Reproduce all of the data that follows, character for character.

■ Data under study ■
*-*-*
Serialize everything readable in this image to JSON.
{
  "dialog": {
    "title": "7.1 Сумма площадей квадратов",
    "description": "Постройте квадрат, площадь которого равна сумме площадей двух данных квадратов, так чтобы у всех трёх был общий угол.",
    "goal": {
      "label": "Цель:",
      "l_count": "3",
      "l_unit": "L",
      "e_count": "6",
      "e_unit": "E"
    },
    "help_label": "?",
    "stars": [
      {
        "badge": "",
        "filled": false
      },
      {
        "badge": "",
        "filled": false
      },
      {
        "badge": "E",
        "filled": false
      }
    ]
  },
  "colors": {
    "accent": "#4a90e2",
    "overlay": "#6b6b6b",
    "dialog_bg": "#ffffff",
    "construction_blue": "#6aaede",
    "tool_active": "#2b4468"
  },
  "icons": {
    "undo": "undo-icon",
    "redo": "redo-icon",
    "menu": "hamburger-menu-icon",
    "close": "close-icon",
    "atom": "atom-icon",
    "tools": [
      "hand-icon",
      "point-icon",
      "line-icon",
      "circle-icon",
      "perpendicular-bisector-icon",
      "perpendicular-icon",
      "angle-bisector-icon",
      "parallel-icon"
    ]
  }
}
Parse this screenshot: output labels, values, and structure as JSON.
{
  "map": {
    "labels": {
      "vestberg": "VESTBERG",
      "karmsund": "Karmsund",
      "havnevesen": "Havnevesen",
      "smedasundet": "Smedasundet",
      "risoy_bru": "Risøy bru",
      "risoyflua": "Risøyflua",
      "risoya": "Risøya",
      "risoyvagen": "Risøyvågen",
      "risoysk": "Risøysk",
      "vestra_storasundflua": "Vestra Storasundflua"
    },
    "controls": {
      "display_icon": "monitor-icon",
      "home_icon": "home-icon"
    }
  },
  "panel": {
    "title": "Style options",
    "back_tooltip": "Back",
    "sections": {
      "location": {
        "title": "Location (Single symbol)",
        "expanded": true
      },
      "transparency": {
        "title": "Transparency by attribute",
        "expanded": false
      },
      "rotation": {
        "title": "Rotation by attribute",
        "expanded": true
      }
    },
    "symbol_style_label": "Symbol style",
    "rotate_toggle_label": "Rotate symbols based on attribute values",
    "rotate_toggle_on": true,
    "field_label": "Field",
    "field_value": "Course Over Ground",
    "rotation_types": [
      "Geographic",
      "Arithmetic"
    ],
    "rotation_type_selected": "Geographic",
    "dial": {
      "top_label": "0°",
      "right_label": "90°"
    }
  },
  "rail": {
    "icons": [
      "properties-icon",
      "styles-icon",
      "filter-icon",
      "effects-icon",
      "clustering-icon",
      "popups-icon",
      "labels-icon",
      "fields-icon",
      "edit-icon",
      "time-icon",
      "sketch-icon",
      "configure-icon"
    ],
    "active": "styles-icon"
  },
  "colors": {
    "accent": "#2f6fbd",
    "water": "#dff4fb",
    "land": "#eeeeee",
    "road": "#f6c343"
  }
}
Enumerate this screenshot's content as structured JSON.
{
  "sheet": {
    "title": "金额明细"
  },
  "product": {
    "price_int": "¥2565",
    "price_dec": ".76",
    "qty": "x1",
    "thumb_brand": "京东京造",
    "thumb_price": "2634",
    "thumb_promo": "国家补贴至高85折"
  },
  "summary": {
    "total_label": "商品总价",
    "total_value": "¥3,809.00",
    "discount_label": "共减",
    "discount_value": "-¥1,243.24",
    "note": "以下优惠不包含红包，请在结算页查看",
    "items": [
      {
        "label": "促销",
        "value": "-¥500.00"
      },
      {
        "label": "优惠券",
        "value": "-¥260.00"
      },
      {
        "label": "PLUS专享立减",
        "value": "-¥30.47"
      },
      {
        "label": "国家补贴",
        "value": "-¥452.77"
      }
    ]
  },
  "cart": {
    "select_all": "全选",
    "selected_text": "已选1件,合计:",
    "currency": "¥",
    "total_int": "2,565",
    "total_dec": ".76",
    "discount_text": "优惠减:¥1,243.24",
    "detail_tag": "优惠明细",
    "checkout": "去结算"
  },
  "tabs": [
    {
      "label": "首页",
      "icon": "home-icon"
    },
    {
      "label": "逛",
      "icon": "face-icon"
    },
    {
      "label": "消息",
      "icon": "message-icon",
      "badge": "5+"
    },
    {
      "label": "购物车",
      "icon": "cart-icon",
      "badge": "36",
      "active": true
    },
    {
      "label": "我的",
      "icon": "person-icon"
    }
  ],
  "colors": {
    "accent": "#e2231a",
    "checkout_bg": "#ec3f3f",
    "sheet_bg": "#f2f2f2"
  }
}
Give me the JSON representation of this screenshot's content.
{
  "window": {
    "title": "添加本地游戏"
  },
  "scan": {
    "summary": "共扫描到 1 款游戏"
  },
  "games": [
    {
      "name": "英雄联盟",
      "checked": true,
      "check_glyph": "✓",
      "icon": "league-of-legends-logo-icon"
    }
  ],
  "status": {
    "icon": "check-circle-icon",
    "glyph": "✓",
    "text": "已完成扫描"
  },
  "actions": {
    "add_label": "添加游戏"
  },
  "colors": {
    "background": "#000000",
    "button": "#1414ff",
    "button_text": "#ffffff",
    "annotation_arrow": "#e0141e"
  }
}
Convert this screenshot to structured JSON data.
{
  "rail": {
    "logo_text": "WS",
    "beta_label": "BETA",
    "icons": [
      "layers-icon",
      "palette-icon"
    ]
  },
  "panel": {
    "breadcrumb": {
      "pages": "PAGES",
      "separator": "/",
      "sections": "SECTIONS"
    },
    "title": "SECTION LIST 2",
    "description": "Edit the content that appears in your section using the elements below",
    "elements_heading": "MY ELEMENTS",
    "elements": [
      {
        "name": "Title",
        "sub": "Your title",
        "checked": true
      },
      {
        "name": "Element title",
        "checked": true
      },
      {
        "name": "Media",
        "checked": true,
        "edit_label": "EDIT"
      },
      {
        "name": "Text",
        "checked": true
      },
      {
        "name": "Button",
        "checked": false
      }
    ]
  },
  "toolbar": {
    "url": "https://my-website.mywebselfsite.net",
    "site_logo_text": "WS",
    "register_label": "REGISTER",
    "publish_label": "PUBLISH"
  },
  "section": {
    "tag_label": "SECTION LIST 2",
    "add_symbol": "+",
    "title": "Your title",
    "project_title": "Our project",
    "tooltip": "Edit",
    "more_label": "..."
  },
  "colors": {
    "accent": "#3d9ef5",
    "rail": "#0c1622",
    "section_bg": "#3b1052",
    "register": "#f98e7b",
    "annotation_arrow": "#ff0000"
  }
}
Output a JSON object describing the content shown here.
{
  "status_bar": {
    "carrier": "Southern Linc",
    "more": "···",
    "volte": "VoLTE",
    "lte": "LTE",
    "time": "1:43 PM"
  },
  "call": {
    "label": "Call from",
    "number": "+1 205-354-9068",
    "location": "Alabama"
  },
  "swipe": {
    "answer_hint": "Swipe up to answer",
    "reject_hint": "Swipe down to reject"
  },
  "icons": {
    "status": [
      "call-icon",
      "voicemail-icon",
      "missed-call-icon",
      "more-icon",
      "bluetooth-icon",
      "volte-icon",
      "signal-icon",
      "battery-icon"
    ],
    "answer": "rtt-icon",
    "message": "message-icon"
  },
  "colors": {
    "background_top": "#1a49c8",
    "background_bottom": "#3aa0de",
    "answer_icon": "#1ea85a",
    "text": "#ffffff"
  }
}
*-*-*
■ Result for this exercise ■
Serialize everything readable in this image to JSON.
{
  "dialog": {
    "title": "7.1 Сумма площадей квадратов",
    "description": "Постройте квадрат, площадь которого равна сумме площадей двух данных квадратов, так чтобы у всех трёх был общий угол.",
    "goal": {
      "label": "Цель:",
      "l_count": "3",
      "l_unit": "L",
      "e_count": "6",
      "e_unit": "E"
    },
    "help_label": "?",
    "stars": [
      {
        "badge": "",
        "filled": false
      },
      {
        "badge": "",
        "filled": false
      },
      {
        "badge": "E",
        "filled": false
      }
    ]
  },
  "colors": {
    "accent": "#4a90e2",
    "overlay": "#6b6b6b",
    "dialog_bg": "#ffffff",
    "construction_blue": "#6aaede",
    "tool_active": "#2b4468"
  },
  "icons": {
    "undo": "undo-icon",
    "redo": "redo-icon",
    "menu": "hamburger-menu-icon",
    "close": "close-icon",
    "atom": "atom-icon",
    "tools": [
      "hand-icon",
      "point-icon",
      "line-icon",
      "circle-icon",
      "perpendicular-bisector-icon",
      "perpendicular-icon",
      "angle-bisector-icon",
      "parallel-icon"
    ]
  }
}
Parse this screenshot: output labels, values, and structure as JSON.
{
  "map": {
    "labels": {
      "vestberg": "VESTBERG",
      "karmsund": "Karmsund",
      "havnevesen": "Havnevesen",
      "smedasundet": "Smedasundet",
      "risoy_bru": "Risøy bru",
      "risoyflua": "Risøyflua",
      "risoya": "Risøya",
      "risoyvagen": "Risøyvågen",
      "risoysk": "Risøysk",
      "vestra_storasundflua": "Vestra Storasundflua"
    },
    "controls": {
      "display_icon": "monitor-icon",
      "home_icon": "home-icon"
    }
  },
  "panel": {
    "title": "Style options",
    "back_tooltip": "Back",
    "sections": {
      "location": {
        "title": "Location (Single symbol)",
        "expanded": true
      },
      "transparency": {
        "title": "Transparency by attribute",
        "expanded": false
      },
      "rotation": {
        "title": "Rotation by attribute",
        "expanded": true
      }
    },
    "symbol_style_label": "Symbol style",
    "rotate_toggle_label": "Rotate symbols based on attribute values",
    "rotate_toggle_on": true,
    "field_label": "Field",
    "field_value": "Course Over Ground",
    "rotation_types": [
      "Geographic",
      "Arithmetic"
    ],
    "rotation_type_selected": "Geographic",
    "dial": {
      "top_label": "0°",
      "right_label": "90°"
    }
  },
  "rail": {
    "icons": [
      "properties-icon",
      "styles-icon",
      "filter-icon",
      "effects-icon",
      "clustering-icon",
      "popups-icon",
      "labels-icon",
      "fields-icon",
      "edit-icon",
      "time-icon",
      "sketch-icon",
      "configure-icon"
    ],
    "active": "styles-icon"
  },
  "colors": {
    "accent": "#2f6fbd",
    "water": "#dff4fb",
    "land": "#eeeeee",
    "road": "#f6c343"
  }
}
Enumerate this screenshot's content as structured JSON.
{
  "sheet": {
    "title": "金额明细"
  },
  "product": {
    "price_int": "¥2565",
    "price_dec": ".76",
    "qty": "x1",
    "thumb_brand": "京东京造",
    "thumb_price": "2634",
    "thumb_promo": "国家补贴至高85折"
  },
  "summary": {
    "total_label": "商品总价",
    "total_value": "¥3,809.00",
    "discount_label": "共减",
    "discount_value": "-¥1,243.24",
    "note": "以下优惠不包含红包，请在结算页查看",
    "items": [
      {
        "label": "促销",
        "value": "-¥500.00"
      },
      {
        "label": "优惠券",
        "value": "-¥260.00"
      },
      {
        "label": "PLUS专享立减",
        "value": "-¥30.47"
      },
      {
        "label": "国家补贴",
        "value": "-¥452.77"
      }
    ]
  },
  "cart": {
    "select_all": "全选",
    "selected_text": "已选1件,合计:",
    "currency": "¥",
    "total_int": "2,565",
    "total_dec": ".76",
    "discount_text": "优惠减:¥1,243.24",
    "detail_tag": "优惠明细",
    "checkout": "去结算"
  },
  "tabs": [
    {
      "label": "首页",
      "icon": "home-icon"
    },
    {
      "label": "逛",
      "icon": "face-icon"
    },
    {
      "label": "消息",
      "icon": "message-icon",
      "badge": "5+"
    },
    {
      "label": "购物车",
      "icon": "cart-icon",
      "badge": "36",
      "active": true
    },
    {
      "label": "我的",
      "icon": "person-icon"
    }
  ],
  "colors": {
    "accent": "#e2231a",
    "checkout_bg": "#ec3f3f",
    "sheet_bg": "#f2f2f2"
  }
}
Give me the JSON representation of this screenshot's content.
{
  "window": {
    "title": "添加本地游戏"
  },
  "scan": {
    "summary": "共扫描到 1 款游戏"
  },
  "games": [
    {
      "name": "英雄联盟",
      "checked": true,
      "check_glyph": "✓",
      "icon": "league-of-legends-logo-icon"
    }
  ],
  "status": {
    "icon": "check-circle-icon",
    "glyph": "✓",
    "text": "已完成扫描"
  },
  "actions": {
    "add_label": "添加游戏"
  },
  "colors": {
    "background": "#000000",
    "button": "#1414ff",
    "button_text": "#ffffff",
    "annotation_arrow": "#e0141e"
  }
}
Convert this screenshot to structured JSON data.
{
  "rail": {
    "logo_text": "WS",
    "beta_label": "BETA",
    "icons": [
      "layers-icon",
      "palette-icon"
    ]
  },
  "panel": {
    "breadcrumb": {
      "pages": "PAGES",
      "separator": "/",
      "sections": "SECTIONS"
    },
    "title": "SECTION LIST 2",
    "description": "Edit the content that appears in your section using the elements below",
    "elements_heading": "MY ELEMENTS",
    "elements": [
      {
        "name": "Title",
        "sub": "Your title",
        "checked": true
      },
      {
        "name": "Element title",
        "checked": true
      },
      {
        "name": "Media",
        "checked": true,
        "edit_label": "EDIT"
      },
      {
        "name": "Text",
        "checked": true
      },
      {
        "name": "Button",
        "checked": false
      }
    ]
  },
  "toolbar": {
    "url": "https://my-website.mywebselfsite.net",
    "site_logo_text": "WS",
    "register_label": "REGISTER",
    "publish_label": "PUBLISH"
  },
  "section": {
    "tag_label": "SECTION LIST 2",
    "add_symbol": "+",
    "title": "Your title",
    "project_title": "Our project",
    "tooltip": "Edit",
    "more_label": "..."
  },
  "colors": {
    "accent": "#3d9ef5",
    "rail": "#0c1622",
    "section_bg": "#3b1052",
    "register": "#f98e7b",
    "annotation_arrow": "#ff0000"
  }
}
Output a JSON object describing the content shown here.
{
  "status_bar": {
    "carrier": "Southern Linc",
    "more": "···",
    "volte": "VoLTE",
    "lte": "LTE",
    "time": "1:43 PM"
  },
  "call": {
    "label": "Call from",
    "number": "+1 205-354-9068",
    "location": "Alabama"
  },
  "swipe": {
    "answer_hint": "Swipe up to answer",
    "reject_hint": "Swipe down to reject"
  },
  "icons": {
    "status": [
      "call-icon",
      "voicemail-icon",
      "missed-call-icon",
      "more-icon",
      "bluetooth-icon",
      "volte-icon",
      "signal-icon",
      "battery-icon"
    ],
    "answer": "rtt-icon",
    "message": "message-icon"
  },
  "colors": {
    "background_top": "#1a49c8",
    "background_bottom": "#3aa0de",
    "answer_icon": "#1ea85a",
    "text": "#ffffff"
  }
}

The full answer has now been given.